A recent Project Management Institute report found that on projects with minimally effective communications, only 52% met original goals, just 37% of the projects were completed on time, and fewer than 49% were completed within budget.
It’s also been reported that ineffective workplace communication results in annual productivity losses of more than $26,000 per employee, and leaders with effective communication skills produce a 47% higher return to shareholders over a five-year period. Clearly, every organization in every industry can benefit from improved employee communication skills.
Leadership Is the Future
Without a one-size-fits-all solution, each organization must align and measure their own human resources and talent development activities with their unique capabilities and business goals to ensure a continued competitive advantage.

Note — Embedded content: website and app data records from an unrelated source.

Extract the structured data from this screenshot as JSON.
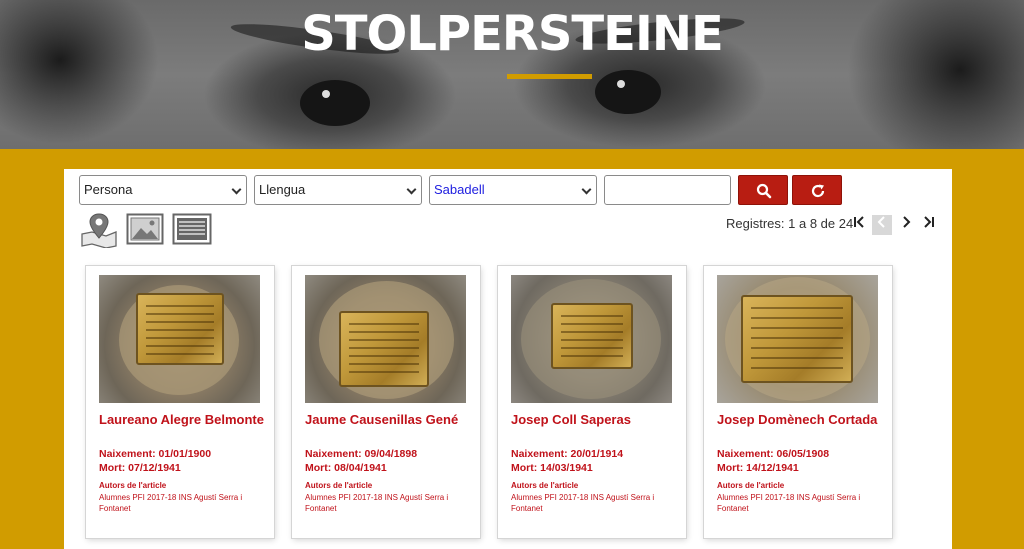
{
  "hero": {
    "title": "STOLPERSTEINE"
  },
  "filters": {
    "persona": "Persona",
    "llengua": "Llengua",
    "city": "Sabadell",
    "search_value": ""
  },
  "pagination": {
    "summary": "Registres: 1 a 8 de 24",
    "first": "|<",
    "prev": "<",
    "next": ">",
    "last": ">|"
  },
  "cards": [
    {
      "name": "Laureano Alegre Belmonte",
      "birth": "Naixement: 01/01/1900",
      "death": "Mort: 07/12/1941",
      "authors_label": "Autors de l'article",
      "authors": "Alumnes PFI 2017-18 INS Agustí Serra i Fontanet"
    },
    {
      "name": "Jaume Causenillas Gené",
      "birth": "Naixement: 09/04/1898",
      "death": "Mort: 08/04/1941",
      "authors_label": "Autors de l'article",
      "authors": "Alumnes PFI 2017-18 INS Agustí Serra i Fontanet"
    },
    {
      "name": "Josep Coll Saperas",
      "birth": "Naixement: 20/01/1914",
      "death": "Mort: 14/03/1941",
      "authors_label": "Autors de l'article",
      "authors": "Alumnes PFI 2017-18 INS Agustí Serra i Fontanet"
    },
    {
      "name": "Josep Domènech Cortada",
      "birth": "Naixement: 06/05/1908",
      "death": "Mort: 14/12/1941",
      "authors_label": "Autors de l'article",
      "authors": "Alumnes PFI 2017-18 INS Agustí Serra i Fontanet"
    }
  ]
}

Beyond the option of utilizing external consultants or firms, organizations desiring to develop initiatives in-house can find leadership resources through affordable partnerships with university and college graduate HR and business programs, the Association for Talent Development, The Open University, and industry groups like the Propane Education & Resource Council (PERC) and the Energy Workforce and Technology Council (EWTC).
In the safety realm, it is readily accepted that enhanced behavioral training impacts efficiency and productivity, lowers risk and improves outcomes. Similarly, employee development initiatives designed to improve competencies and change behavior without addressing and cultivating soft skills is like trying to use a regulator without a valve — it just doesn’t work that way.
Current and future workforce development needs cannot be fully addressed if there is no acknowledgement of what research has shown. The behavioral science behind leadership development applies whether the goal is to cultivate a skilled employee pipeline, supply a leadership bench, improve safety culture, or improve diversity, equity and inclusion efforts. By embedding soft skills and leadership development into industry access points and at all levels of an organization, the results will be measurable toward sustaining a high-performing industry workforce.
Ultimately, if the purpose of strategic human resource efforts is to significantly impact the bottom line through improved individual and organizational performance, a more comprehensive view of talent management is one solution that many companies need. Aligning initiatives like leadership development to business strategy and utilizing research-backed approaches will yield maximum returns on the investment for organizations, employees and the entire industry